ALWAYS Pebbles (MCA 10025)
If producers L.A. and Babyface are the Jimmy Jam and Terry Lewis of West Coast R&B, then Pebbles is their Janet Jackson. Good as the analogy is, though, it isn't enough to make "Always" the California equivalent of Jackson's "Rhythm Nation." Granted, this album does boast a similar assortment of issue-oriented dance songs ("Say a Prayer for Me") and gooey love ballads ("Why Do I Believe"). But instead of the muscular insistence of Jackson's music, Pebbles prefers a softer sell, one which takes its strength from subtle soulfulness. And while that hardly keeps the singer from getting nasty when need be -- notice how easily she keeps pace with Salt-N-Pepa on "Backyard" -- it makes for enticingly understated pop.
LISTEN WITHOUT PREJUDICE,VOL. 1
George Michael (Columbia 46898)
Back when George Michael was largely known for lyrics like "Wake me up before you go-go," the idea of treating him as a serious artiste seemed almost laughable. Not any more, though. "Listen Without Prejudice, Vol. 1" is the sort of album that wears its furrow-browed intensity as a badge of honor as it turns the world's problems into pop songs. Yet for all his ambition, Michael mostly avoids trying to save the world with a catchy chorus; instead, what he offers is a mix of melody and empathy as he delivers songs that are as tuneful as they are reflective.

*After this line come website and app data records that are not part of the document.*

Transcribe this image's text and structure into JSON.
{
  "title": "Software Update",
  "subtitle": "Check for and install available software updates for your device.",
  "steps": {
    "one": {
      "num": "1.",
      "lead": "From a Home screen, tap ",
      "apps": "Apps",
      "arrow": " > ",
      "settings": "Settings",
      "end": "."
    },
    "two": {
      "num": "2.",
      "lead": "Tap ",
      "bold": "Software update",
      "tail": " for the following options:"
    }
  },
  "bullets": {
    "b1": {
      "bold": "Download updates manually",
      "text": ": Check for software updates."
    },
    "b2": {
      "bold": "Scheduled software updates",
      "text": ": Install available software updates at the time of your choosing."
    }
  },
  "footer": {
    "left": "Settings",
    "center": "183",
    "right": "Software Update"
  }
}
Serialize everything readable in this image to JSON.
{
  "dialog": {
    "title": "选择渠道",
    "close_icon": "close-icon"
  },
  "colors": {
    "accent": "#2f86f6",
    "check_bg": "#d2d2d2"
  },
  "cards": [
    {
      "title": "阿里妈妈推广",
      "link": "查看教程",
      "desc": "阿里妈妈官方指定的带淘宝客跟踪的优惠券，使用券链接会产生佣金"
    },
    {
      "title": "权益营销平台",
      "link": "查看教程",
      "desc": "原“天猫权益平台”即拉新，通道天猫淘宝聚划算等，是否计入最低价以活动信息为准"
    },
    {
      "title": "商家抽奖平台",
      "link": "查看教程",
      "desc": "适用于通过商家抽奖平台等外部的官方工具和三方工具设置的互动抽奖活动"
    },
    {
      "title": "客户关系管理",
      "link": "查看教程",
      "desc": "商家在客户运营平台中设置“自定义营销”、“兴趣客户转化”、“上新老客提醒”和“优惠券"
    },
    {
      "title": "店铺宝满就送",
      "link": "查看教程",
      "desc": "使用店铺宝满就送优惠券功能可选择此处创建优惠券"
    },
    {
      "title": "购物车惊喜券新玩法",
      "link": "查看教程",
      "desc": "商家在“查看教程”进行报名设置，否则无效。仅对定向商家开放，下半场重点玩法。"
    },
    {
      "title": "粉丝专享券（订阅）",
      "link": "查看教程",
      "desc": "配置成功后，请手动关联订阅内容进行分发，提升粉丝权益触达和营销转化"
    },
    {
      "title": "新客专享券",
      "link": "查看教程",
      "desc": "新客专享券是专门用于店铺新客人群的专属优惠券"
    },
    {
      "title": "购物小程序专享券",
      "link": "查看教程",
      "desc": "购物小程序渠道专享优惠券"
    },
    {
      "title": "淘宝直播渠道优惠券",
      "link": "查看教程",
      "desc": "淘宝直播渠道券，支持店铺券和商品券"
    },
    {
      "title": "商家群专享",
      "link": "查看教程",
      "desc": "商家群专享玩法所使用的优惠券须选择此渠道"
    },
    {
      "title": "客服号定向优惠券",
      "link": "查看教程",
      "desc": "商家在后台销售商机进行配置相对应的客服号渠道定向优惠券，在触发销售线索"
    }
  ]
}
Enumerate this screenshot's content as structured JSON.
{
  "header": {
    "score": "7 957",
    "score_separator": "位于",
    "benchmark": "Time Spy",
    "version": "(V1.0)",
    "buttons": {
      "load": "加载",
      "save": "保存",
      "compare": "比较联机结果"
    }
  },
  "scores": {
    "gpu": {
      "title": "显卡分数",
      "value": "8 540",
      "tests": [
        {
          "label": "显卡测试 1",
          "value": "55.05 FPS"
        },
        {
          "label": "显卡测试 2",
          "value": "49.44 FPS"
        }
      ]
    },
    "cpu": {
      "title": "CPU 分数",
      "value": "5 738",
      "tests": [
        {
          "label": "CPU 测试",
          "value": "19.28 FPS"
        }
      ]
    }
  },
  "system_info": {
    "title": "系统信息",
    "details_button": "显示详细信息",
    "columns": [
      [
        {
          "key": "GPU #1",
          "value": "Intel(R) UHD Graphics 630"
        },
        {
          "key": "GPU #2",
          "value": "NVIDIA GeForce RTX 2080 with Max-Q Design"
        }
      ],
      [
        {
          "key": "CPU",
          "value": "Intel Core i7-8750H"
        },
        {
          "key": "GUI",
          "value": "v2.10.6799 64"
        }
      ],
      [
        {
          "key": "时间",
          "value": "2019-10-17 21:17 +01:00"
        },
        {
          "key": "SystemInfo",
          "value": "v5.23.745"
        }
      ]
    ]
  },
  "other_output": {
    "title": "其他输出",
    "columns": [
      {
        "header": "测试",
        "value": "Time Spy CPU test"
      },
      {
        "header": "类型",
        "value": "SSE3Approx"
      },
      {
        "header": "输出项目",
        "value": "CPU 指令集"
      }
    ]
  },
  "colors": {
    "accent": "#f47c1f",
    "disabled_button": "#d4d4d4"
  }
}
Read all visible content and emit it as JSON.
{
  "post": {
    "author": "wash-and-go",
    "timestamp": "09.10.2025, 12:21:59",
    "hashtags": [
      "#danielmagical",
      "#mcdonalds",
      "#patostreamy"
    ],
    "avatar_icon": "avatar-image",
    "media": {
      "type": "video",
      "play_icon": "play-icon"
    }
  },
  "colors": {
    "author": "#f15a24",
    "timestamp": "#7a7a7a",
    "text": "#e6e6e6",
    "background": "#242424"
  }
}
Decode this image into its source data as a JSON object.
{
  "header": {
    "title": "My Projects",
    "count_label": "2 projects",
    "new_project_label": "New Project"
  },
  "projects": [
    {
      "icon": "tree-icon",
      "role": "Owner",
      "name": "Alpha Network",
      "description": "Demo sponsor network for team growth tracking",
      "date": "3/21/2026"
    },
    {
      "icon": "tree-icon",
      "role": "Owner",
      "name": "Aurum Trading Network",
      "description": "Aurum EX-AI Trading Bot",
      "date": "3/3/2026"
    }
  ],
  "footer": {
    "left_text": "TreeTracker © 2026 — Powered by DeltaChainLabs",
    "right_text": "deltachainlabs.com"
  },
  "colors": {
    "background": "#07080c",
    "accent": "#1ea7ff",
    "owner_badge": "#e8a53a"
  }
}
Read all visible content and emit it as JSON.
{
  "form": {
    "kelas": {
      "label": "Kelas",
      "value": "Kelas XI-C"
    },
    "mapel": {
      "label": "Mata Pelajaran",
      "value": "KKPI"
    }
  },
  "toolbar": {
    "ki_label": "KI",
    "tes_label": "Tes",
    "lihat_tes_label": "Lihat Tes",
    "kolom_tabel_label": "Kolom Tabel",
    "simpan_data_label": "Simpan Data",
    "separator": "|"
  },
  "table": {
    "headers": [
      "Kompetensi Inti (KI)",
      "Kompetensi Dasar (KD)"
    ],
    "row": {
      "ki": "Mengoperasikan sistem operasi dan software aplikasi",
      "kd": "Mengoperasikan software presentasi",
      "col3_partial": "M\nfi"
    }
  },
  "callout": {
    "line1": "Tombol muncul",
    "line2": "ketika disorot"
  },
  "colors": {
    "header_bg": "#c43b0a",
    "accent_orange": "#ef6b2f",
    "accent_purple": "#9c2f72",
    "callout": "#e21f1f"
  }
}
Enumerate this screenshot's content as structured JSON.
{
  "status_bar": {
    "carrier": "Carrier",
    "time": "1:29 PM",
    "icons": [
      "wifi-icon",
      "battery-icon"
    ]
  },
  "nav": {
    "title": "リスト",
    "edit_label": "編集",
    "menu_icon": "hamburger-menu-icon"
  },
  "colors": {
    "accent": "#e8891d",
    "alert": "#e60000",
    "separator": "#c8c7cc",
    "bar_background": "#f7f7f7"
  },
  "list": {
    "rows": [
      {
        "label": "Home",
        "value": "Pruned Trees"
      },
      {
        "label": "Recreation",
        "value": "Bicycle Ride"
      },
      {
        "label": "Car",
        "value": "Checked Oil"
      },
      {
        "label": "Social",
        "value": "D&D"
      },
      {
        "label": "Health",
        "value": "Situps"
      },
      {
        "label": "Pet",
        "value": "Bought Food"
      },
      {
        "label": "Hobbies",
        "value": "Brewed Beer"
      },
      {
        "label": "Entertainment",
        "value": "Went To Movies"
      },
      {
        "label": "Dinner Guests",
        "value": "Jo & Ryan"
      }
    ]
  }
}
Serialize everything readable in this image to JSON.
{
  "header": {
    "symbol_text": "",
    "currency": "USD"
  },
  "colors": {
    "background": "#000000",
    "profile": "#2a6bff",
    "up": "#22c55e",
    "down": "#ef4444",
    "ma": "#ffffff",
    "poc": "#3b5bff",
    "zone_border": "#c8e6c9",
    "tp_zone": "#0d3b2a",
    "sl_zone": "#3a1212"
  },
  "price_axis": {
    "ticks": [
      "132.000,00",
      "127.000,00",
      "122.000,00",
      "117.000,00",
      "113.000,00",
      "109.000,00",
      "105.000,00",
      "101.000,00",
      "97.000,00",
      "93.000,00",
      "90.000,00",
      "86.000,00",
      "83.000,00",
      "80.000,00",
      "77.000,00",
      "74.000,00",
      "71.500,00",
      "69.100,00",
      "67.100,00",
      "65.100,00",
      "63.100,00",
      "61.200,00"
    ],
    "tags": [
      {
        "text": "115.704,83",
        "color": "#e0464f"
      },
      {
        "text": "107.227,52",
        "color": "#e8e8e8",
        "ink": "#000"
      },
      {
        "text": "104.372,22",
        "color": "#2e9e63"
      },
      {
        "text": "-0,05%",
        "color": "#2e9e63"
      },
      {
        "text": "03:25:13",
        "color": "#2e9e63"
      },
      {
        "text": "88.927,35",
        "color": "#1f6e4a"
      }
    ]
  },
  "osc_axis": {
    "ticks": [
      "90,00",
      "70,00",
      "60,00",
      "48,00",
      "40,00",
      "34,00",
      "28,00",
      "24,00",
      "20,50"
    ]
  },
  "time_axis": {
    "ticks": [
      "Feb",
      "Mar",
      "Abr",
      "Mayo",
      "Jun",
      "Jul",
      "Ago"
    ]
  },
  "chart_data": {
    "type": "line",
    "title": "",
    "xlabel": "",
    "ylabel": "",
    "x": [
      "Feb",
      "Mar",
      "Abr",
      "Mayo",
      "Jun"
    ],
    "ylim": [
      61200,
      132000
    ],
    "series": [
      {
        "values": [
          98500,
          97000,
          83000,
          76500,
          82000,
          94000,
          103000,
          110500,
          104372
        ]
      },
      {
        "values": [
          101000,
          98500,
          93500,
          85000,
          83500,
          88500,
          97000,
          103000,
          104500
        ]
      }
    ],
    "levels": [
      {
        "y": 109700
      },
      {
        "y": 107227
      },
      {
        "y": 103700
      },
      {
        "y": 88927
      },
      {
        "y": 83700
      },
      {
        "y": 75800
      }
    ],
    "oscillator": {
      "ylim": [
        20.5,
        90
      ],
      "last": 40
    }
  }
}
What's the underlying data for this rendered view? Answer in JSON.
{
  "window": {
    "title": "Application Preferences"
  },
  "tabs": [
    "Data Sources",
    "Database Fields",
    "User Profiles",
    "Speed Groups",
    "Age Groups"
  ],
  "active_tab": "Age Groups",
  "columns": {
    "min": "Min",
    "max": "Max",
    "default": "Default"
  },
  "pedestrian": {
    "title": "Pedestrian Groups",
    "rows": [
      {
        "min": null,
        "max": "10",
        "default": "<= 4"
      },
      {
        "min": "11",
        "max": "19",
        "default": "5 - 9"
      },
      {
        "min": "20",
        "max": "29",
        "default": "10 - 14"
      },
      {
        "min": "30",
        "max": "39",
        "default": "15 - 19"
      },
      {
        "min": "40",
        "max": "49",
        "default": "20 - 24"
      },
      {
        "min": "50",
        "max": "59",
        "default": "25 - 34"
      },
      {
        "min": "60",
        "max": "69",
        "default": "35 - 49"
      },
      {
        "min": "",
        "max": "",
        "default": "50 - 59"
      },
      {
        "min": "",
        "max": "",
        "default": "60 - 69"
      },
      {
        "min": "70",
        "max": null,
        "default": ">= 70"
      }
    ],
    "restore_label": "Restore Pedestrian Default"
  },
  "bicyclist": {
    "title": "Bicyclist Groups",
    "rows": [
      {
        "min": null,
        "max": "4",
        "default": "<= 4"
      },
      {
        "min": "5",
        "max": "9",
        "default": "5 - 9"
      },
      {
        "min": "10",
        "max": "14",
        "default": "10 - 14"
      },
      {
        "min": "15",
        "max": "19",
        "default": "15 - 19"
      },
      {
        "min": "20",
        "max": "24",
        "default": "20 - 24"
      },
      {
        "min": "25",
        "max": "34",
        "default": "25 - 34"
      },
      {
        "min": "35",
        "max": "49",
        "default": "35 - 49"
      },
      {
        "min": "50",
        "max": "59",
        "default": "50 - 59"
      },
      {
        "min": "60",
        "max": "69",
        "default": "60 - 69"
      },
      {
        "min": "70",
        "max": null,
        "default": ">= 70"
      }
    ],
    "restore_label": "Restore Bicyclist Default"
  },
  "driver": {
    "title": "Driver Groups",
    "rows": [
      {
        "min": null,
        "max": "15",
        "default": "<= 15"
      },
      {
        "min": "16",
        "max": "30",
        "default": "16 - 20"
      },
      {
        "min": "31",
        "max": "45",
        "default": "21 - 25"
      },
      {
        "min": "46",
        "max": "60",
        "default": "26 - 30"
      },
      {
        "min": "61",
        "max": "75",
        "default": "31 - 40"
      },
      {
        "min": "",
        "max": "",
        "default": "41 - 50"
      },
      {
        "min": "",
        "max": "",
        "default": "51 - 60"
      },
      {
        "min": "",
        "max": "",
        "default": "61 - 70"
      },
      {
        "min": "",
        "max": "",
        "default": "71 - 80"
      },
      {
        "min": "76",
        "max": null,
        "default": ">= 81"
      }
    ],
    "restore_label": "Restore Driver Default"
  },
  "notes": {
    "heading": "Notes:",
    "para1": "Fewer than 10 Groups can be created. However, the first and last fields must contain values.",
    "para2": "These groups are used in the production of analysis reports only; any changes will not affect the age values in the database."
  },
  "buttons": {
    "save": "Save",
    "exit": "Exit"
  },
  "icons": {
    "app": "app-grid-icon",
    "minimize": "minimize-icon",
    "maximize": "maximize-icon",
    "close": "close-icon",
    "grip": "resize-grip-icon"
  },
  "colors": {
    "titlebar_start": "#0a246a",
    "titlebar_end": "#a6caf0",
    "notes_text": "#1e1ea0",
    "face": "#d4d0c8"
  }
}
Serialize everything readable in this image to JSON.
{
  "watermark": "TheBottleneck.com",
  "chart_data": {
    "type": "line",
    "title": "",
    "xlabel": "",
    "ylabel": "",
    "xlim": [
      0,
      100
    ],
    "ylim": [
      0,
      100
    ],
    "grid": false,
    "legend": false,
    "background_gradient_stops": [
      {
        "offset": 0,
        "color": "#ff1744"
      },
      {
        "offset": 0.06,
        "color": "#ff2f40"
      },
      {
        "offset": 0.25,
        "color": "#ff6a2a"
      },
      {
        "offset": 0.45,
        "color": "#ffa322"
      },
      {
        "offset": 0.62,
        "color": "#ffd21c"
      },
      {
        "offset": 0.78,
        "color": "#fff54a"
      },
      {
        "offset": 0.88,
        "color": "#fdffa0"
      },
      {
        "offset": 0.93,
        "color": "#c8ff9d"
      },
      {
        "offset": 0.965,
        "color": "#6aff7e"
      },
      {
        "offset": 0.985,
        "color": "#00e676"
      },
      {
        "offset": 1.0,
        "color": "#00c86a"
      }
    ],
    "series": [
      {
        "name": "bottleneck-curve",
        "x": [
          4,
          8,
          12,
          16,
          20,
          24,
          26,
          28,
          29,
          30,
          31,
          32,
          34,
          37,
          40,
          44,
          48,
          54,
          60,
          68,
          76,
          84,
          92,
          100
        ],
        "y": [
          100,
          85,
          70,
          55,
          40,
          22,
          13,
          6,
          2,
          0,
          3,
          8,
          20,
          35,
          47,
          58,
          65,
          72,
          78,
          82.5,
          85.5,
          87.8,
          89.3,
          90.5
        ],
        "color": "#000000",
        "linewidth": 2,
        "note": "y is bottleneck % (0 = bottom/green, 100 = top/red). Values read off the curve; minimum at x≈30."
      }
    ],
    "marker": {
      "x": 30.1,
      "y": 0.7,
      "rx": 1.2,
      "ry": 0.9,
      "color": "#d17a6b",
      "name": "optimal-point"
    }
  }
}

Which, frankly, is a better deal for all concerned, since his music is invariably better than his advice.